"I think it's a tough decision," Giuliani told CNN's Chris Cuomo on "New Day." "I think it's a tough one that should be given a lot of thought and shouldn't be an off-the-cuff answer. Equal administration of justice is one of our most important principles."
He added: "It's been a tradition in our politics to put things behind us. On the other hand, you have to look at how bad was it? Because suppose somebody comes along a year from now and is alleged to have stolen $50,000 from a charity -- and (Clinton) was never investigated for hundreds of millions."
Giuliani told Cuomo he isn't interested in returning to government, but when asked whether he would accept the position of attorney general if it came with the condition of not going after Clinton, he said, "I think that's a presidential decision."
"We would have to talk about that. We would have to talk about what the -- what the ramifications of that to other prosecutions, future prosecutions -- how would you cover that, suppose more evidence came forward a year from now that we don't know now that makes it a much worse situation," the former New York City mayor said.

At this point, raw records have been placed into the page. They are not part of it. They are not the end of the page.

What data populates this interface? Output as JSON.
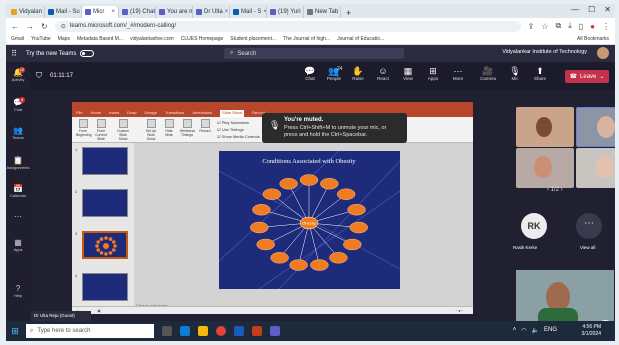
{
  "browser": {
    "tabs": [
      {
        "label": "Vidyalan",
        "color": "#e8a317",
        "active": false
      },
      {
        "label": "Mail - Su",
        "color": "#0b5cad",
        "active": false
      },
      {
        "label": "Micr",
        "color": "#5b5fc7",
        "active": true
      },
      {
        "label": "(19) Chat",
        "color": "#5b5fc7",
        "active": false
      },
      {
        "label": "You are n",
        "color": "#5b5fc7",
        "active": false
      },
      {
        "label": "Dr Ulta",
        "color": "#5b5fc7",
        "active": false
      },
      {
        "label": "Mail - S",
        "color": "#0b5cad",
        "active": false
      },
      {
        "label": "(19) Yuri",
        "color": "#5b5fc7",
        "active": false
      },
      {
        "label": "New Tab",
        "color": "#777777",
        "active": false
      }
    ],
    "new_tab": "+",
    "url": "teams.microsoft.com/_#/modern-calling/",
    "bookmarks": [
      "Gmail",
      "YouTube",
      "Maps",
      "Metadata Based M...",
      "vidyalankarlive.com",
      "CLUES Homepage",
      "Student placement...",
      "The Journal of high...",
      "Journal of Educatio..."
    ],
    "all_bookmarks": "All Bookmarks"
  },
  "teams": {
    "try_new": "Try the new Teams",
    "search_placeholder": "Search",
    "org_name": "Vidyalankar Institute of Technology",
    "rail": [
      {
        "label": "Activity",
        "icon": "🔔",
        "badge": "10"
      },
      {
        "label": "Chat",
        "icon": "💬",
        "badge": "4"
      },
      {
        "label": "Teams",
        "icon": "👥",
        "badge": ""
      },
      {
        "label": "Assignments",
        "icon": "📋",
        "badge": ""
      },
      {
        "label": "Calendar",
        "icon": "📅",
        "badge": ""
      },
      {
        "label": "",
        "icon": "⋯",
        "badge": ""
      },
      {
        "label": "Apps",
        "icon": "▦",
        "badge": ""
      },
      {
        "label": "Help",
        "icon": "?",
        "badge": ""
      }
    ],
    "meeting": {
      "timer": "01:11:17",
      "controls": [
        {
          "label": "Chat",
          "icon": "💬"
        },
        {
          "label": "People",
          "icon": "👥",
          "count": "24"
        },
        {
          "label": "Raise",
          "icon": "✋"
        },
        {
          "label": "React",
          "icon": "☺"
        },
        {
          "label": "View",
          "icon": "▦"
        },
        {
          "label": "Apps",
          "icon": "⊞"
        },
        {
          "label": "More",
          "icon": "⋯"
        },
        {
          "label": "Camera",
          "icon": "🎥"
        },
        {
          "label": "Mic",
          "icon": "🎙"
        },
        {
          "label": "Share",
          "icon": "⬆"
        }
      ],
      "leave": "Leave"
    },
    "toast": {
      "title": "You're muted.",
      "body": "Press Ctrl+Shift+M to unmute your mic, or press and hold the Ctrl+Spacebar."
    },
    "presenter_label": "Dr Ulta Reju (Guest)",
    "pager": "1/2",
    "participant_initials": "RK",
    "participant_name": "Rasik Kerke",
    "view_all": "View all"
  },
  "powerpoint": {
    "tabs": [
      "File",
      "Home",
      "Insert",
      "Draw",
      "Design",
      "Transitions",
      "Animations",
      "Slide Show",
      "Record"
    ],
    "active_tab": "Slide Show",
    "ribbon_buttons": [
      "From Beginning",
      "From Current Slide",
      "Custom Slide Show",
      "Set Up Slide Show",
      "Hide Slide",
      "Rehearse Timings",
      "Record"
    ],
    "checkboxes": [
      "Play Narrations",
      "Use Timings",
      "Show Media Controls"
    ],
    "notes_placeholder": "Click to add notes",
    "slide_numbers": [
      "1",
      "2",
      "3",
      "4"
    ],
    "slide": {
      "title": "Conditions Associated with Obesity",
      "center": "Obesity",
      "nodes": [
        "",
        "",
        "",
        "",
        "",
        "",
        "",
        "",
        "",
        "",
        "",
        "",
        "",
        "",
        ""
      ]
    }
  },
  "taskbar": {
    "search_placeholder": "Type here to search",
    "time": "4:56 PM",
    "date": "3/1/2024",
    "weather": "ENG"
  },
  "colors": {
    "teams_dark": "#2b2b40",
    "leave_red": "#c4314b",
    "ppt_red": "#b7472a",
    "slide_blue": "#1e2a7a",
    "node_orange": "#f07c22"
  }
}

"Do you believe that the value of that investigation is worth the political instability it would cause?" asked Cuomo.
"I told you, I think it's a very close question. I think that somebody should review that very carefully, as to how bad is that evidence. And if it isn't as bad as some of the exaggerators think it is, then maybe the best thing to do is forget about it and move on. If it is really bad, then somebody's got to look at it who is independent," Giuliani said.
Christie, who has headed Trump's White House transition team and is reportedly under consideration for attorney general or chief of staff, was also noncommittal when asked about Clinton's future in an interview on NBC's "Today" show Thursday.
"I haven't spoken to (Trump) about that. I will tell you they had an enormously gracious conversation with each other Tuesday night," he said. "Again, politics are over now, people have spoken, time to move on."
"People wanted (Clinton) to be locked up. Those are his constituents," host Matt Lauer replied.
"Listen, but the people get to speak through their vote and they voted for Donald Trump to be president of the United States. It is now his job -- and I am confident he will -- to bring the country together," Christie said.
Both men were asked about their political futures under a Trump administration.
Giuliani -- a former associate US attorney general under President Ronald Reagan -- tried to downplay speculation, saying he would consider the job of attorney general "if it really was just me and I couldn't point to three others that would be just as good or better."
"I certainly have the energy, and there's probably nobody that knows the Justice Department better than me," he said, adding, "Christie is an excellent choice for any job in government."
And when Christie was asked on NBC if he was interested in being either chief of staff or attorney general, he delivered what NBC co-host Savannah Guthrie called a "pregnant pause."
"You don't really think I'm answering any of these questions, do you? You know me better than that," Christie said. "The answer is I'm not committed to doing anything in a new administration or not. The bottom line is that I have a job to do to help get the administration ready."
He added: "If there's some role for me that I want to do and that the President-elect wants me to do, you know, we've known each other for 14 years. We'll talk about it."